Please print each record below exactly as it is written.

─── RECORDS FOR THIS TASK

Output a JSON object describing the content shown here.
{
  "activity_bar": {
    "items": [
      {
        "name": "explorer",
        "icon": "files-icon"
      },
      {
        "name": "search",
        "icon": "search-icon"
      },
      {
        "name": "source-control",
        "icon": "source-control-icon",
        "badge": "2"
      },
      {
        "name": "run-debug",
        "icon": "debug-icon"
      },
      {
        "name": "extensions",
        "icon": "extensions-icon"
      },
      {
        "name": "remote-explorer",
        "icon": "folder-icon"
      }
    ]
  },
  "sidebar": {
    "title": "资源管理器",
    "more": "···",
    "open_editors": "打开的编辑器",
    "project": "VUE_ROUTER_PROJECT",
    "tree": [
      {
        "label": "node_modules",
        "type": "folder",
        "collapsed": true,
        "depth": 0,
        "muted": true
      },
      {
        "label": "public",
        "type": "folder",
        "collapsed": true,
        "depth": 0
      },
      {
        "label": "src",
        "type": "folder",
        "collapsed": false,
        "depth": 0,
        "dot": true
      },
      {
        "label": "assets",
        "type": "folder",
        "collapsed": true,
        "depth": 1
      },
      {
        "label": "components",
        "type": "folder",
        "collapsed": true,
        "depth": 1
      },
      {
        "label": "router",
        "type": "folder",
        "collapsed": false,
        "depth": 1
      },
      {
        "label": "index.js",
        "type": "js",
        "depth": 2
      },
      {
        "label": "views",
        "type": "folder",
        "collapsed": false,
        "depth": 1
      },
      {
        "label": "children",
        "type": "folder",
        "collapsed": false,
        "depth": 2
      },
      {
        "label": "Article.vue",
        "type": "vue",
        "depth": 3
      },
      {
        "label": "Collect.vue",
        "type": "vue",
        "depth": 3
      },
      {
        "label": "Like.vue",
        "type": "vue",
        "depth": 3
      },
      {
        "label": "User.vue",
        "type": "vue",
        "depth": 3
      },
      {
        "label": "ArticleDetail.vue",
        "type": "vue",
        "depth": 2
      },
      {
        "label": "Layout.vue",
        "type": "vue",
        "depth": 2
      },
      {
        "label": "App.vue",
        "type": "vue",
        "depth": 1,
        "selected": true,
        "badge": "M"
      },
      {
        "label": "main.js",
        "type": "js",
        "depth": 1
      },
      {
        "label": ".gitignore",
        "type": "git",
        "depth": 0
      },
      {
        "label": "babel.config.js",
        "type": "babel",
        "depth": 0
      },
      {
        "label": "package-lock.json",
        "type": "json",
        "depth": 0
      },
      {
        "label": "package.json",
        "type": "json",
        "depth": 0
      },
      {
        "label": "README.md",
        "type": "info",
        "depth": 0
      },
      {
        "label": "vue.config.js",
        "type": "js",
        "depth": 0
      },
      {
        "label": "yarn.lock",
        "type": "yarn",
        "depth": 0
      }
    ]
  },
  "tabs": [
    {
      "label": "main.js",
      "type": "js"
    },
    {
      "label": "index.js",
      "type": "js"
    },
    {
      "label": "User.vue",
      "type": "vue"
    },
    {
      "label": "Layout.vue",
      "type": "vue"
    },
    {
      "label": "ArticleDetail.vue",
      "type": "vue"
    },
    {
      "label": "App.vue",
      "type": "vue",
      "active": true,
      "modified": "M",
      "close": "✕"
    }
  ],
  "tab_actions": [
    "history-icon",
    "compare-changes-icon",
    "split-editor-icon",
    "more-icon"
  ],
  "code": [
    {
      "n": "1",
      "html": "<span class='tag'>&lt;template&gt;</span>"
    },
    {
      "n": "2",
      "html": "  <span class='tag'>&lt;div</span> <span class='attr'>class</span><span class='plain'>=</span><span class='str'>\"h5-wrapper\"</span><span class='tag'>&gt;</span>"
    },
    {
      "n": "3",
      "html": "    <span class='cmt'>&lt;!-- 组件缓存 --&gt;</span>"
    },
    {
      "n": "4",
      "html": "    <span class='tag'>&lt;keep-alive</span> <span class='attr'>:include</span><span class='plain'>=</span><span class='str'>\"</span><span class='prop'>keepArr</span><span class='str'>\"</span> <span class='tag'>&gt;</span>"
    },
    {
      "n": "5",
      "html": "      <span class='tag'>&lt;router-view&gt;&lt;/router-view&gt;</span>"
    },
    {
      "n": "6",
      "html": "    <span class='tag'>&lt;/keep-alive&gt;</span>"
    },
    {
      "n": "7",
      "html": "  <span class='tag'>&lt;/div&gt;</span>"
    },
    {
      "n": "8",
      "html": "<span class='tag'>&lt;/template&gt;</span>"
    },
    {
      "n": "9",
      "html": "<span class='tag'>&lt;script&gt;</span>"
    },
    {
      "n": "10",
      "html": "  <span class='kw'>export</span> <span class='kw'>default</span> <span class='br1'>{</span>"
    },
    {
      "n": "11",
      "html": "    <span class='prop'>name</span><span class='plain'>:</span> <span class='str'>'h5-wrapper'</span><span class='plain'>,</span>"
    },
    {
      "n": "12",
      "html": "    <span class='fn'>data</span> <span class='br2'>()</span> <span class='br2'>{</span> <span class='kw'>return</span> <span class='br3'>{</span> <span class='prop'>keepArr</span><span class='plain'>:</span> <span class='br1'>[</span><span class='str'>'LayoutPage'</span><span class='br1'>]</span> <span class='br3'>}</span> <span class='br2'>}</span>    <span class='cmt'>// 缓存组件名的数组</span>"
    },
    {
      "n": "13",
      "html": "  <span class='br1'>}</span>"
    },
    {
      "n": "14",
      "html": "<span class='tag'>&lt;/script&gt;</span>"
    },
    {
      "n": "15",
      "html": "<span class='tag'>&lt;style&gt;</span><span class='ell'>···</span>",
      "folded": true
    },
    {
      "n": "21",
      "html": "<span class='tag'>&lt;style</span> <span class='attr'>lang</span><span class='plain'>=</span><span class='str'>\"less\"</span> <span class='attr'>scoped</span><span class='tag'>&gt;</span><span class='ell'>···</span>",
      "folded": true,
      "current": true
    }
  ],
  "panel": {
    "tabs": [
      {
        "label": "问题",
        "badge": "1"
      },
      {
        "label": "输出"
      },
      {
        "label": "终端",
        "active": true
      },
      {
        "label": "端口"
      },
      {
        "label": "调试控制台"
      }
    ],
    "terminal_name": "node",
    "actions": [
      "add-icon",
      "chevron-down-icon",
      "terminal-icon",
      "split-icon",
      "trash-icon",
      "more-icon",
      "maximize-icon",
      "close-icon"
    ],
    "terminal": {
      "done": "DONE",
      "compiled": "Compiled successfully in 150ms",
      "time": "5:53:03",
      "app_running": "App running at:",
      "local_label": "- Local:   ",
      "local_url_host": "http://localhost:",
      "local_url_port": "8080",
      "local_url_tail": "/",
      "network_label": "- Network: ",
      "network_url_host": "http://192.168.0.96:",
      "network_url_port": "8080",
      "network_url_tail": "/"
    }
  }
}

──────

RESULT BELOW.
Output a JSON object describing the content shown here.
{
  "activity_bar": {
    "items": [
      {
        "name": "explorer",
        "icon": "files-icon"
      },
      {
        "name": "search",
        "icon": "search-icon"
      },
      {
        "name": "source-control",
        "icon": "source-control-icon",
        "badge": "2"
      },
      {
        "name": "run-debug",
        "icon": "debug-icon"
      },
      {
        "name": "extensions",
        "icon": "extensions-icon"
      },
      {
        "name": "remote-explorer",
        "icon": "folder-icon"
      }
    ]
  },
  "sidebar": {
    "title": "资源管理器",
    "more": "···",
    "open_editors": "打开的编辑器",
    "project": "VUE_ROUTER_PROJECT",
    "tree": [
      {
        "label": "node_modules",
        "type": "folder",
        "collapsed": true,
        "depth": 0,
        "muted": true
      },
      {
        "label": "public",
        "type": "folder",
        "collapsed": true,
        "depth": 0
      },
      {
        "label": "src",
        "type": "folder",
        "collapsed": false,
        "depth": 0,
        "dot": true
      },
      {
        "label": "assets",
        "type": "folder",
        "collapsed": true,
        "depth": 1
      },
      {
        "label": "components",
        "type": "folder",
        "collapsed": true,
        "depth": 1
      },
      {
        "label": "router",
        "type": "folder",
        "collapsed": false,
        "depth": 1
      },
      {
        "label": "index.js",
        "type": "js",
        "depth": 2
      },
      {
        "label": "views",
        "type": "folder",
        "collapsed": false,
        "depth": 1
      },
      {
        "label": "children",
        "type": "folder",
        "collapsed": false,
        "depth": 2
      },
      {
        "label": "Article.vue",
        "type": "vue",
        "depth": 3
      },
      {
        "label": "Collect.vue",
        "type": "vue",
        "depth": 3
      },
      {
        "label": "Like.vue",
        "type": "vue",
        "depth": 3
      },
      {
        "label": "User.vue",
        "type": "vue",
        "depth": 3
      },
      {
        "label": "ArticleDetail.vue",
        "type": "vue",
        "depth": 2
      },
      {
        "label": "Layout.vue",
        "type": "vue",
        "depth": 2
      },
      {
        "label": "App.vue",
        "type": "vue",
        "depth": 1,
        "selected": true,
        "badge": "M"
      },
      {
        "label": "main.js",
        "type": "js",
        "depth": 1
      },
      {
        "label": ".gitignore",
        "type": "git",
        "depth": 0
      },
      {
        "label": "babel.config.js",
        "type": "babel",
        "depth": 0
      },
      {
        "label": "package-lock.json",
        "type": "json",
        "depth": 0
      },
      {
        "label": "package.json",
        "type": "json",
        "depth": 0
      },
      {
        "label": "README.md",
        "type": "info",
        "depth": 0
      },
      {
        "label": "vue.config.js",
        "type": "js",
        "depth": 0
      },
      {
        "label": "yarn.lock",
        "type": "yarn",
        "depth": 0
      }
    ]
  },
  "tabs": [
    {
      "label": "main.js",
      "type": "js"
    },
    {
      "label": "index.js",
      "type": "js"
    },
    {
      "label": "User.vue",
      "type": "vue"
    },
    {
      "label": "Layout.vue",
      "type": "vue"
    },
    {
      "label": "ArticleDetail.vue",
      "type": "vue"
    },
    {
      "label": "App.vue",
      "type": "vue",
      "active": true,
      "modified": "M",
      "close": "✕"
    }
  ],
  "tab_actions": [
    "history-icon",
    "compare-changes-icon",
    "split-editor-icon",
    "more-icon"
  ],
  "code": [
    {
      "n": "1",
      "html": "<span class='tag'>&lt;template&gt;</span>"
    },
    {
      "n": "2",
      "html": "  <span class='tag'>&lt;div</span> <span class='attr'>class</span><span class='plain'>=</span><span class='str'>\"h5-wrapper\"</span><span class='tag'>&gt;</span>"
    },
    {
      "n": "3",
      "html": "    <span class='cmt'>&lt;!-- 组件缓存 --&gt;</span>"
    },
    {
      "n": "4",
      "html": "    <span class='tag'>&lt;keep-alive</span> <span class='attr'>:include</span><span class='plain'>=</span><span class='str'>\"</span><span class='prop'>keepArr</span><span class='str'>\"</span> <span class='tag'>&gt;</span>"
    },
    {
      "n": "5",
      "html": "      <span class='tag'>&lt;router-view&gt;&lt;/router-view&gt;</span>"
    },
    {
      "n": "6",
      "html": "    <span class='tag'>&lt;/keep-alive&gt;</span>"
    },
    {
      "n": "7",
      "html": "  <span class='tag'>&lt;/div&gt;</span>"
    },
    {
      "n": "8",
      "html": "<span class='tag'>&lt;/template&gt;</span>"
    },
    {
      "n": "9",
      "html": "<span class='tag'>&lt;script&gt;</span>"
    },
    {
      "n": "10",
      "html": "  <span class='kw'>export</span> <span class='kw'>default</span> <span class='br1'>{</span>"
    },
    {
      "n": "11",
      "html": "    <span class='prop'>name</span><span class='plain'>:</span> <span class='str'>'h5-wrapper'</span><span class='plain'>,</span>"
    },
    {
      "n": "12",
      "html": "    <span class='fn'>data</span> <span class='br2'>()</span> <span class='br2'>{</span> <span class='kw'>return</span> <span class='br3'>{</span> <span class='prop'>keepArr</span><span class='plain'>:</span> <span class='br1'>[</span><span class='str'>'LayoutPage'</span><span class='br1'>]</span> <span class='br3'>}</span> <span class='br2'>}</span>    <span class='cmt'>// 缓存组件名的数组</span>"
    },
    {
      "n": "13",
      "html": "  <span class='br1'>}</span>"
    },
    {
      "n": "14",
      "html": "<span class='tag'>&lt;/script&gt;</span>"
    },
    {
      "n": "15",
      "html": "<span class='tag'>&lt;style&gt;</span><span class='ell'>···</span>",
      "folded": true
    },
    {
      "n": "21",
      "html": "<span class='tag'>&lt;style</span> <span class='attr'>lang</span><span class='plain'>=</span><span class='str'>\"less\"</span> <span class='attr'>scoped</span><span class='tag'>&gt;</span><span class='ell'>···</span>",
      "folded": true,
      "current": true
    }
  ],
  "panel": {
    "tabs": [
      {
        "label": "问题",
        "badge": "1"
      },
      {
        "label": "输出"
      },
      {
        "label": "终端",
        "active": true
      },
      {
        "label": "端口"
      },
      {
        "label": "调试控制台"
      }
    ],
    "terminal_name": "node",
    "actions": [
      "add-icon",
      "chevron-down-icon",
      "terminal-icon",
      "split-icon",
      "trash-icon",
      "more-icon",
      "maximize-icon",
      "close-icon"
    ],
    "terminal": {
      "done": "DONE",
      "compiled": "Compiled successfully in 150ms",
      "time": "5:53:03",
      "app_running": "App running at:",
      "local_label": "- Local:   ",
      "local_url_host": "http://localhost:",
      "local_url_port": "8080",
      "local_url_tail": "/",
      "network_label": "- Network: ",
      "network_url_host": "http://192.168.0.96:",
      "network_url_port": "8080",
      "network_url_tail": "/"
    }
  }
}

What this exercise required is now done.